Teddy Roosevelt's (1858 - 1919) magazine The Outlook, was often quite critical of the Ku Klux Klan, yet in this brief notice the editors seemed surprisingly Milquetoast in their reporting of the organization's growth and assorted activities. The article passively noted bizarre rumors that stood in contrast to the Klan's history:
"There have been some queer developments in the Ku Klux Klan. Thus in Georgia it has been alleged that Negroes have been asked to join..."
Attached is a two-page article about that day in 1928 when the KKK stood before Judge W.H.S. Thomson in a Federal Court in Pittsburgh:
"A Daniel has come to judgment, in the opinion of many a newspaper writer, when a Federal judge in a formal opinion read the bench delivers a denunciation of the Ku Klux Klan in terms as strong as any of the private enemies of that organization have ever used. Federal Judge W.H.S. Thomson, in concluding that complicated KKK trial, remarked that the Klan was an 'unlawful organization' coming into court 'with filthy hands after open and flagrant violation' of the law..."
CLICK HERE to read about African-Americans during the Great Depression.
"The night before [the Miami] citizens went to the polls to decide among 15 candidates for three commissionerships, the old specter of the Ku Klux Klan was raised to scare away the colored votes."
The scheme didn't work.
An article by one of the KKK's most outspoken enemies in the press, Stanley Frost (author of "Challenge of the Klan"), who reported on the political dust-up that took place in the Oklahoma state government when the Klan made serious attempts to be a dominate factor in Oklahoma politics.
"THE OUTLOOK sent Stanley Frost to Oklahoma to study the amazing political conflict which has taken place in the state. The forces at odds in the state may have a far-reaching influence upon national politics."
A few of the members of "the Hooded Order" down Alabama way got some unexpected news in 1927 when they discovered that their standard maneuvering tactics, so often relied upon to skirt the law, had failed them utterly.
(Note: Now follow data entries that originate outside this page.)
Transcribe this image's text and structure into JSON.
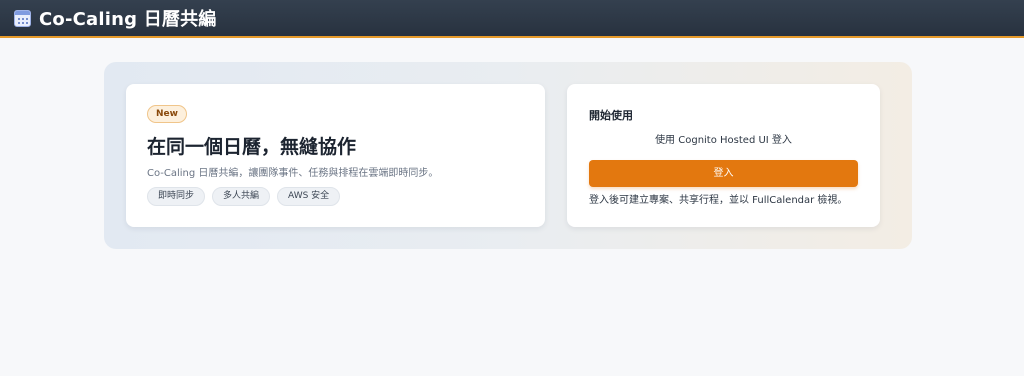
{
  "app": {
    "icon": "calendar-icon",
    "title": "Co-Caling 日曆共編",
    "accent_color": "#e3780f"
  },
  "hero": {
    "badge": "New",
    "heading": "在同一個日曆，無縫協作",
    "description": "Co-Caling 日曆共編，讓團隊事件、任務與排程在雲端即時同步。",
    "tags": [
      "即時同步",
      "多人共編",
      "AWS 安全"
    ]
  },
  "start": {
    "title": "開始使用",
    "subtitle": "使用 Cognito Hosted UI 登入",
    "login_label": "登入",
    "note": "登入後可建立專案、共享行程，並以 FullCalendar 檢視。"
  }
}
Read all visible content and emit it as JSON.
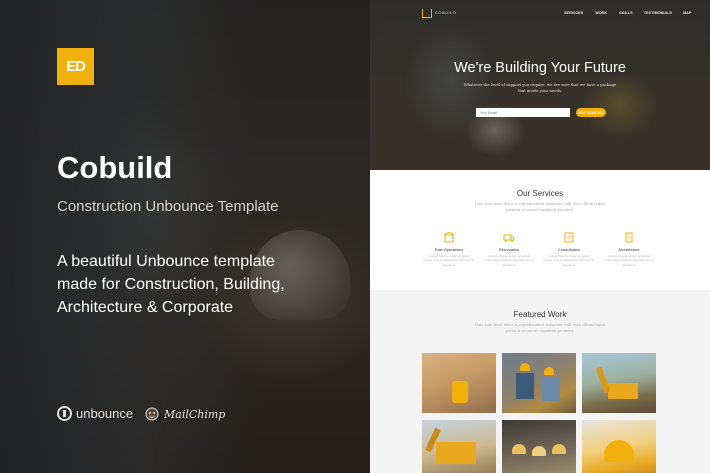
{
  "promo": {
    "badge": "ED",
    "title": "Cobuild",
    "subtitle": "Construction Unbounce Template",
    "description_lines": [
      "A beautiful Unbounce template",
      "made for Construction, Building,",
      "Architecture & Corporate"
    ],
    "partners": {
      "unbounce": "unbounce",
      "mailchimp": "MailChimp"
    },
    "colors": {
      "accent": "#f2b00c"
    }
  },
  "preview": {
    "nav": {
      "logo_text": "COBUILD",
      "links": [
        "SERVICES",
        "WORK",
        "SKILLS",
        "TESTIMONIALS",
        "MAP"
      ]
    },
    "hero": {
      "title": "We're Building Your Future",
      "subtitle": "Whatever the level of support you require, we are sure that we have a package that meets your needs.",
      "input_placeholder": "Your Email",
      "button_label": "GET STARTED"
    },
    "services": {
      "title": "Our Services",
      "description": "Duis aute irure dolor in reprehenderit voluptate velit esse cillum fugiat pariatur occaecat cupidatat proident.",
      "items": [
        {
          "name": "Past Operations",
          "text": "Lorem ipsum dolor sit amet consectetur adipiscing elit sed do eiusmod"
        },
        {
          "name": "Renovation",
          "text": "Lorem ipsum dolor sit amet consectetur adipiscing elit sed do eiusmod"
        },
        {
          "name": "Consultation",
          "text": "Lorem ipsum dolor sit amet consectetur adipiscing elit sed do eiusmod"
        },
        {
          "name": "Architecture",
          "text": "Lorem ipsum dolor sit amet consectetur adipiscing elit sed do eiusmod"
        }
      ]
    },
    "featured": {
      "title": "Featured Work",
      "description": "Duis aute irure dolor in reprehenderit voluptate velit esse cillum fugiat pariatur occaecat cupidatat proident."
    }
  }
}
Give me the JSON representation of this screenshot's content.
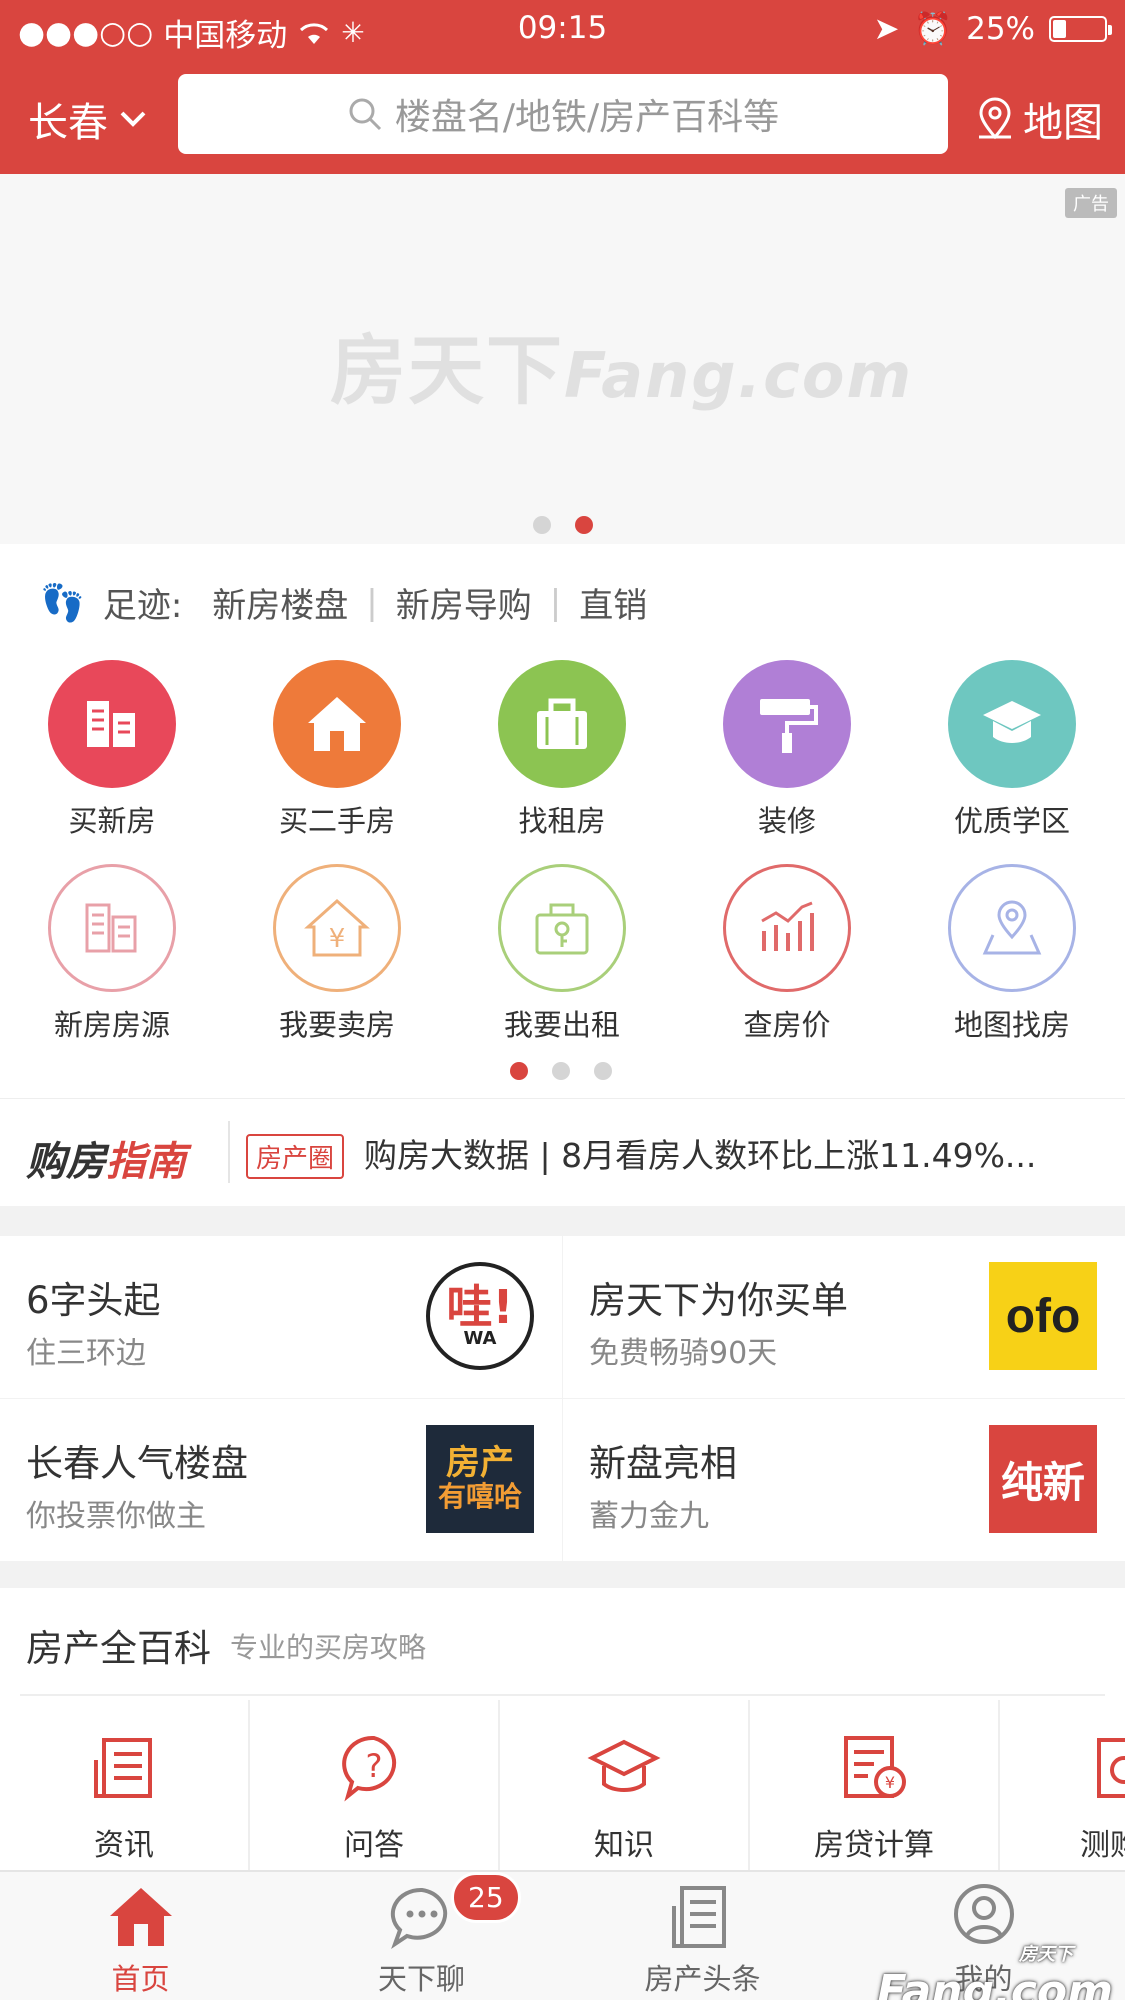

Three separate set-backs in as many months had resulted in the criminal convictions of thirty-six members of the Ku Klux Klan; so surprising was this event to the local residents, the Alabama press corps and those ink-stained wretches way up North at the THE LITERARY DIGEST, that soon the nation found everyone was discussing it. This article is essentially a collection of assorted opinions gathered from across the United States concerning this stunning defeat for the Alabama Klan.